The truth is that this is not the Red Cross’ fault. They have to follow Center for Disease Control guidelines, and when I contacted the CDC they basically said “sorry, that is policy for now, but it may change in the future”. But I have to wonder, is this policy driven by science and sound thinking or by fear of litigation? After all, there have been recent lawsuits against Blood Services by recipients who tragically contracted HIV via contaminated transfused blood. (I am not going comment on the validity of these lawsuits, frivolous litigation is a subject unto itself, um, oops, I guess I just did comment on it). I believe that the CDC has done a serious disservice to those most needing help by literally throttling the blood supply. Put it this way, if a leukemia patient was offered platelets and told that “the donor comes from a country where 100 people (.00016% of the population) died from contaminated cows, but there is no evidence that the donor did indeed ingest a Mad Cow, the odds are less than 0.01% that he did, and even if he did there is no evidence to suggest that the disease would be passed on to you, so do you want the platelets?”, what do you think the patient would say? Ironically, the Bone Marrow Registry does just this; although I can no longer give blood, I am still listed in the National Registry, and if I am ever found to be a match, the potential recipient will be given the choice of whether or not to accept my marrow; that makes lots of sense to me.

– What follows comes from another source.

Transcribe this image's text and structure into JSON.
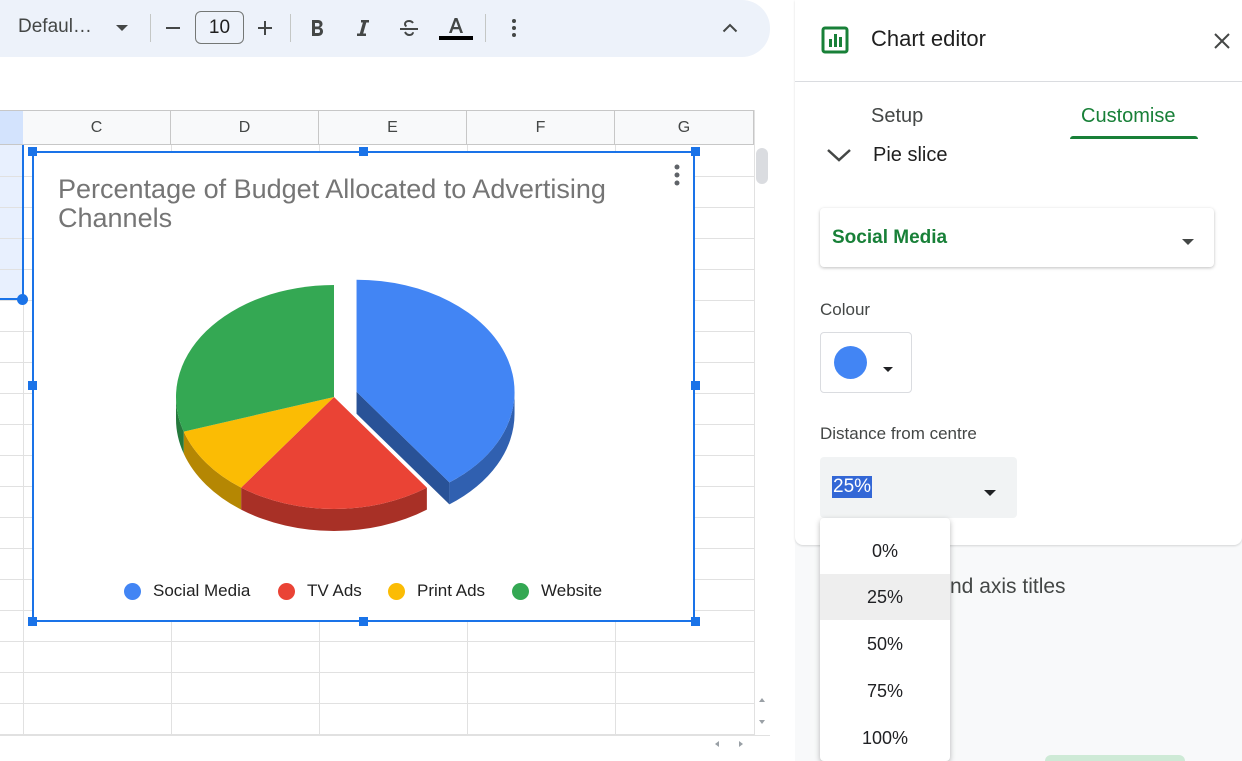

So why bring this up now? The US has its first mad cow (up in Washington State). Thousands of pounds of beef have been recalled in 8 states, the public is starting to panic, Japan has already banned US beef imports, and health officials are torn between the need to contain the potential risk and the fear of crippling the $40 billion a year beef industry (the impact on the economy and jobs in an election year must be terrifying the administration). But thus far I have yet to see what the CDC plans to do; should everyone living in the US be banned from blood donation too? That would be devastating, and is unlikely to happen. But maybe this new concern could force the CDC to rethink those guidelines that eliminated thousands of donors (including me). I hope so, as soon as they’ll accept me, I’ll be back in line!